Exercise instructions:
Pick out every line in the data below that holds "Vanilla".

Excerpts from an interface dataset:
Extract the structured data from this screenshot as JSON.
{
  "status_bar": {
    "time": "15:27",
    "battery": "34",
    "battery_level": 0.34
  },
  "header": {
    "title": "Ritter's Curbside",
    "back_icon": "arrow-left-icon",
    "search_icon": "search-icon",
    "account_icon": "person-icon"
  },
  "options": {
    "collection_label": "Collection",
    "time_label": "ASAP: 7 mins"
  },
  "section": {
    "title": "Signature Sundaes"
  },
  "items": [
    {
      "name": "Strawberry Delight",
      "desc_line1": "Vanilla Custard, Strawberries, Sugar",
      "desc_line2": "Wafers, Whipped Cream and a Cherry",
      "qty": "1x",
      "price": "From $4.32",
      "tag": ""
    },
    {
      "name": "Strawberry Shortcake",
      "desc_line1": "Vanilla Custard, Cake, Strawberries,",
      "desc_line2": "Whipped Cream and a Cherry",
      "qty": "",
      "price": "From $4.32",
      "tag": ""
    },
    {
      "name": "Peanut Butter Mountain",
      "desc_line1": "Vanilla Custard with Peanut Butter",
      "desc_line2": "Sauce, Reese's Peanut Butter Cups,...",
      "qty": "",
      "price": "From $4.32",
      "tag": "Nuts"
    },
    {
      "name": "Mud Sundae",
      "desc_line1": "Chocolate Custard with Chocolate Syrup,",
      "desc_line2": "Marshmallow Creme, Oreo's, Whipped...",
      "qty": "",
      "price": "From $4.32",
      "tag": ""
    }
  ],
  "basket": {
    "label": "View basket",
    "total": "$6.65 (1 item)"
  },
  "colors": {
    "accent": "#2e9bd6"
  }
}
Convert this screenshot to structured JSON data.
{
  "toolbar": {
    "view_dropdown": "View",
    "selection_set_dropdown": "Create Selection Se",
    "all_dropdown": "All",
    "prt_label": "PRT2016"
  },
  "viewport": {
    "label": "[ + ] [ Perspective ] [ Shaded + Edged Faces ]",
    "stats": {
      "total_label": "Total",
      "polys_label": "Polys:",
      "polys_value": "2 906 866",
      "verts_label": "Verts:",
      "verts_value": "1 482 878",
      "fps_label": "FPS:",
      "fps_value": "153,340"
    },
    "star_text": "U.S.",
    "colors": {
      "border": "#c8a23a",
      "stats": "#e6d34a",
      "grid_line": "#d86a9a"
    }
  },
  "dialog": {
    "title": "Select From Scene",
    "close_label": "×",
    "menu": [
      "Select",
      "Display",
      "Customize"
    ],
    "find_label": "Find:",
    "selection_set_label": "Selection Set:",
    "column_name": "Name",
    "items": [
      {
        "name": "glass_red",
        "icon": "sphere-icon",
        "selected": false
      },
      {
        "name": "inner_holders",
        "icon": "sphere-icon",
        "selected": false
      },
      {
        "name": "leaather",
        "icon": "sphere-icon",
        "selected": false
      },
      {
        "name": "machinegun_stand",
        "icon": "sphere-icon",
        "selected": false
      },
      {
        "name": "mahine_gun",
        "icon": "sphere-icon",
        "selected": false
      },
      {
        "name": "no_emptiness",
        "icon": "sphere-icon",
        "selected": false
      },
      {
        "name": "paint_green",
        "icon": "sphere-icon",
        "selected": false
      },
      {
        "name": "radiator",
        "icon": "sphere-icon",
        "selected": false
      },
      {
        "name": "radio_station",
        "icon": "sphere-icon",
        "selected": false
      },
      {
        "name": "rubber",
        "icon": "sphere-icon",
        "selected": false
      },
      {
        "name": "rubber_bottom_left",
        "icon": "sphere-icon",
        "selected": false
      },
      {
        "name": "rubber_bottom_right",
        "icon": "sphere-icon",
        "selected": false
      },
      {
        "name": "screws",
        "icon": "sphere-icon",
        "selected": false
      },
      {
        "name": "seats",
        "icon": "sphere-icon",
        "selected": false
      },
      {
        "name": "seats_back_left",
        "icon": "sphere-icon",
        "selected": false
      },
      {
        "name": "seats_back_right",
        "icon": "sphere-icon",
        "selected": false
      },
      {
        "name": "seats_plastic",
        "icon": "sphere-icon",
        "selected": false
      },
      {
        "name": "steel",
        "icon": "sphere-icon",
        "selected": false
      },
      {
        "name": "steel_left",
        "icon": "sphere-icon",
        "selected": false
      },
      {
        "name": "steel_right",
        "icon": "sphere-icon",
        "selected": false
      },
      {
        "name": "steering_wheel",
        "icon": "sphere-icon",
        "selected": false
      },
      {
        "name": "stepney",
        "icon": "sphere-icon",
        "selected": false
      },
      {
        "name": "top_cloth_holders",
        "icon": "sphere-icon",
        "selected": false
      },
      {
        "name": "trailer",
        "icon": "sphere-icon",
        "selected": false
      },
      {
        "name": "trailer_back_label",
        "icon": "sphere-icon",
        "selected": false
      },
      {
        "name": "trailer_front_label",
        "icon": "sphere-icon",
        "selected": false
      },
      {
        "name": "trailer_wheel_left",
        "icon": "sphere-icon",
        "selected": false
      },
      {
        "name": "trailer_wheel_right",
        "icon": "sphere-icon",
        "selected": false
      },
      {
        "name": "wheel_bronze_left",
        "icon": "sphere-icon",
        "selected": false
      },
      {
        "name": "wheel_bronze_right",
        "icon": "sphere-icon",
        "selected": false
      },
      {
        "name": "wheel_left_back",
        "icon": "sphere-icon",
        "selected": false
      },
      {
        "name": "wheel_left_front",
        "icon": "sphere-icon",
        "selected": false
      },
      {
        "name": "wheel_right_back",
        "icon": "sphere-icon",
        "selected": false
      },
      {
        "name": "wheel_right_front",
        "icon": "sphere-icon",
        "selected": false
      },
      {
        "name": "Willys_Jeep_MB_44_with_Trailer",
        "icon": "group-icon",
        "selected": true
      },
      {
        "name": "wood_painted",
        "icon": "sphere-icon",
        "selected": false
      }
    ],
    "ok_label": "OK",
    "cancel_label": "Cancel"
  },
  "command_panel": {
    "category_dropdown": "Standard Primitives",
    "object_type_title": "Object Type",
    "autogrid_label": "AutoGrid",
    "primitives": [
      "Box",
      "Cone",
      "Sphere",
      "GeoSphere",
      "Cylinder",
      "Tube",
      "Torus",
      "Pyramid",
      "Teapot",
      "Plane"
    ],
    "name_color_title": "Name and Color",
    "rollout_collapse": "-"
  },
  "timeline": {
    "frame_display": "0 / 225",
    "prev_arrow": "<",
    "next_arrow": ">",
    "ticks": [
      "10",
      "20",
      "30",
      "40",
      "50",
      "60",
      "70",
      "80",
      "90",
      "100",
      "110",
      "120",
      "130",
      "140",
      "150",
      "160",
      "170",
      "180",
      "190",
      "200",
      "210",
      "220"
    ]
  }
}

Written response:
      "desc_line1": "Vanilla Custard, Strawberries, Sugar",
      "desc_line1": "Vanilla Custard, Cake, Strawberries,",
      "desc_line1": "Vanilla Custard with Peanut Butter",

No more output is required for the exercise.